  • Determine with your client whether email communication is needed for all communications. Some clients may need email for all communications, while others may need email only when there is a large volume of information or when the information is complex.
  • It may not be appropriate to send some content or information through email, such as a signed agreement or sensitive information. In this case, discuss with your client whether an alternative method of communication would be more appropriate.
  • Clients with vision disabilities may require a specific format to read electronic documents, such as Word document or in Rich Text Format (RTF). Ask your client what format should be used for documents sent via email.
  • Consider including the agreed upon method(s) of communication (such as email) and the protection that will be used to secure those communications in the retainer or engagement letter.
  • Ensure that all communication with your client is in clear language. For clients labelled with an intellectual disability, ensure that communication is in plain language.
  • Depending on your client, consider breaking up the information into several, shorter emails.
  • Consider adding “Solicitor-Client Privilege” to the subject line and a confidentiality disclaimer in the email as a reminder to the client that the information contained is confidential.
  • Consider encrypting all email communications.
  • A client that requires written communication (i.e. email communication) may also need an accommodation in other aspects of the litigation process within their file. Discuss accommodation needs with your client for the different stages of their file, such as court or tribunal appearances, settlement discussion meetings and mediation.

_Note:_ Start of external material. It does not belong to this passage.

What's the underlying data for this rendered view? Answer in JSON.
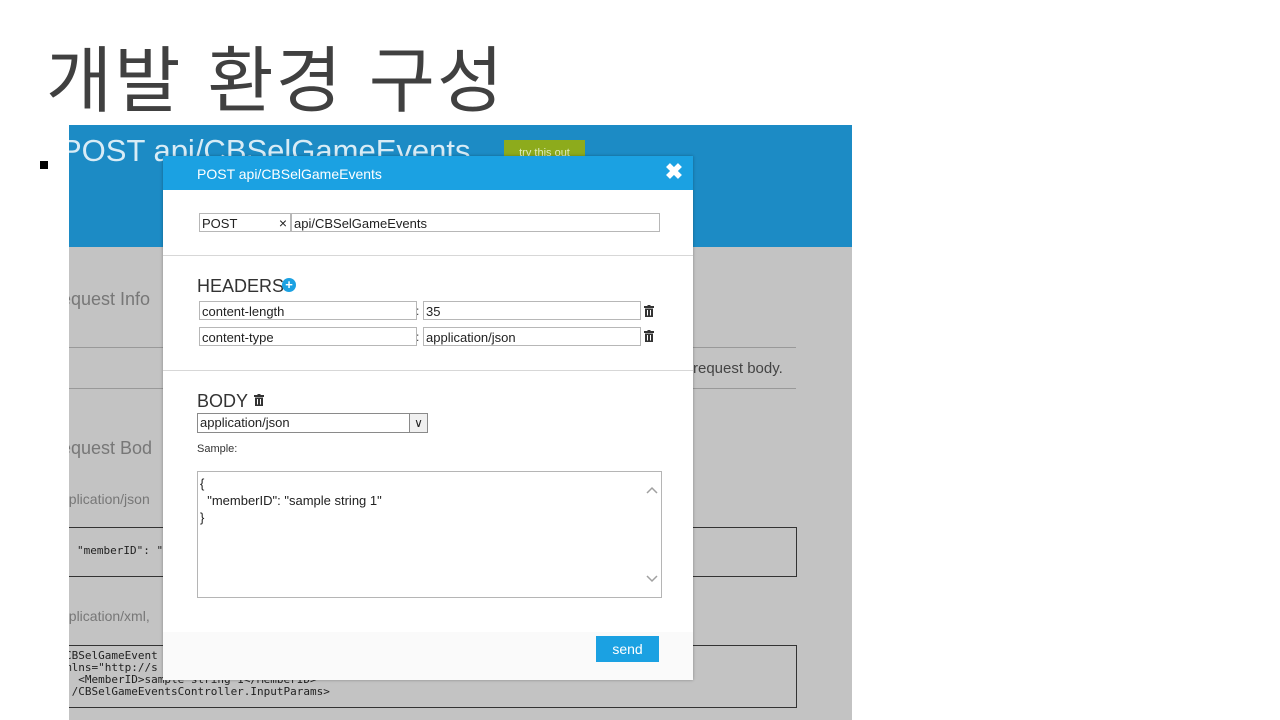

For more information

Review sections 3.3 and 6.3.1 of the Rules of Professional Conduct:

Review sections 2.03 and 3.03 of the Paralegal Rules of Conduct:

The Law Society of Ontario has a podcast series called “New Technology Practice Tips”, where several episodes relate to the use of email communications:

Ontario Human Rights Commission’s Policy on ableism and discrimination based on disability:

ARCH offers a free Case Consult service for Lawyers and Paralegals representing persons with disabilities. Lawyers and Paralegals can book an appointment with an ARCH Lawyer to consult on the disability law aspects of a case and how to meet a client’s disability related accommodation needs.

* This Factsheet is intended for lawyers and paralegals who provide legal services to persons with disabilities. It is not intended to be legal advice. This information is current as of February 2019.

Fact Sheet – Accommodating clients by communicating via email (08-02-2019)

Last Modified: October 1, 2019